Copy the data word for word, keeping every line.
** Opening Task material block **
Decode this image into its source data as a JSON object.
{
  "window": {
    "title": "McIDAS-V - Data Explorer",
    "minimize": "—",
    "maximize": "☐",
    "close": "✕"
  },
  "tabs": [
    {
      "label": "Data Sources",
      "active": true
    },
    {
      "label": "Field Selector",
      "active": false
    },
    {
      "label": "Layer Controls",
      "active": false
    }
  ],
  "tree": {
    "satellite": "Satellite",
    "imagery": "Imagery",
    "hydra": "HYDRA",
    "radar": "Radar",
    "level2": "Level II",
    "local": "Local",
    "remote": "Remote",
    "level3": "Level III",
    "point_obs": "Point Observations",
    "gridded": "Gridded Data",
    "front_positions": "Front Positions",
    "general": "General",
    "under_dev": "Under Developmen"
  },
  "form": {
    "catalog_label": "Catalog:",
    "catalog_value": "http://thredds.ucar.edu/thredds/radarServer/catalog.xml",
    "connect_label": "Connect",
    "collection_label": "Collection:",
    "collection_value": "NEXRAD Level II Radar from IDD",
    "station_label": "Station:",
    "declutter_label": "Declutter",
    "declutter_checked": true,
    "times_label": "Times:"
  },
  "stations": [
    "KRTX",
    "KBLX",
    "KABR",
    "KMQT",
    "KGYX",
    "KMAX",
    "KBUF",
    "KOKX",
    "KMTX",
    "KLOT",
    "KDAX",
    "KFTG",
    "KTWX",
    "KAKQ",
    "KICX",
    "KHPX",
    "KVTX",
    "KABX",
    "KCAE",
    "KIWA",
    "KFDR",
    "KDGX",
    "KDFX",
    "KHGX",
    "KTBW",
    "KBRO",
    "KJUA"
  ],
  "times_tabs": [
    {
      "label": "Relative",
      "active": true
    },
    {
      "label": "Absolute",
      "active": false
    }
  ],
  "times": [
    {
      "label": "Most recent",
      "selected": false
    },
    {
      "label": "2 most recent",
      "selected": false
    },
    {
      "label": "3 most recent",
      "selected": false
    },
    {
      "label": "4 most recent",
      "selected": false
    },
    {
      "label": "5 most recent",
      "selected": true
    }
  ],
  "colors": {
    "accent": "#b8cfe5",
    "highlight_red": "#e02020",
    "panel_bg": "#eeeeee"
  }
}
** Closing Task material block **
Task output:
Decode this image into its source data as a JSON object.
{
  "window": {
    "title": "McIDAS-V - Data Explorer",
    "minimize": "—",
    "maximize": "☐",
    "close": "✕"
  },
  "tabs": [
    {
      "label": "Data Sources",
      "active": true
    },
    {
      "label": "Field Selector",
      "active": false
    },
    {
      "label": "Layer Controls",
      "active": false
    }
  ],
  "tree": {
    "satellite": "Satellite",
    "imagery": "Imagery",
    "hydra": "HYDRA",
    "radar": "Radar",
    "level2": "Level II",
    "local": "Local",
    "remote": "Remote",
    "level3": "Level III",
    "point_obs": "Point Observations",
    "gridded": "Gridded Data",
    "front_positions": "Front Positions",
    "general": "General",
    "under_dev": "Under Developmen"
  },
  "form": {
    "catalog_label": "Catalog:",
    "catalog_value": "http://thredds.ucar.edu/thredds/radarServer/catalog.xml",
    "connect_label": "Connect",
    "collection_label": "Collection:",
    "collection_value": "NEXRAD Level II Radar from IDD",
    "station_label": "Station:",
    "declutter_label": "Declutter",
    "declutter_checked": true,
    "times_label": "Times:"
  },
  "stations": [
    "KRTX",
    "KBLX",
    "KABR",
    "KMQT",
    "KGYX",
    "KMAX",
    "KBUF",
    "KOKX",
    "KMTX",
    "KLOT",
    "KDAX",
    "KFTG",
    "KTWX",
    "KAKQ",
    "KICX",
    "KHPX",
    "KVTX",
    "KABX",
    "KCAE",
    "KIWA",
    "KFDR",
    "KDGX",
    "KDFX",
    "KHGX",
    "KTBW",
    "KBRO",
    "KJUA"
  ],
  "times_tabs": [
    {
      "label": "Relative",
      "active": true
    },
    {
      "label": "Absolute",
      "active": false
    }
  ],
  "times": [
    {
      "label": "Most recent",
      "selected": false
    },
    {
      "label": "2 most recent",
      "selected": false
    },
    {
      "label": "3 most recent",
      "selected": false
    },
    {
      "label": "4 most recent",
      "selected": false
    },
    {
      "label": "5 most recent",
      "selected": true
    }
  ],
  "colors": {
    "accent": "#b8cfe5",
    "highlight_red": "#e02020",
    "panel_bg": "#eeeeee"
  }
}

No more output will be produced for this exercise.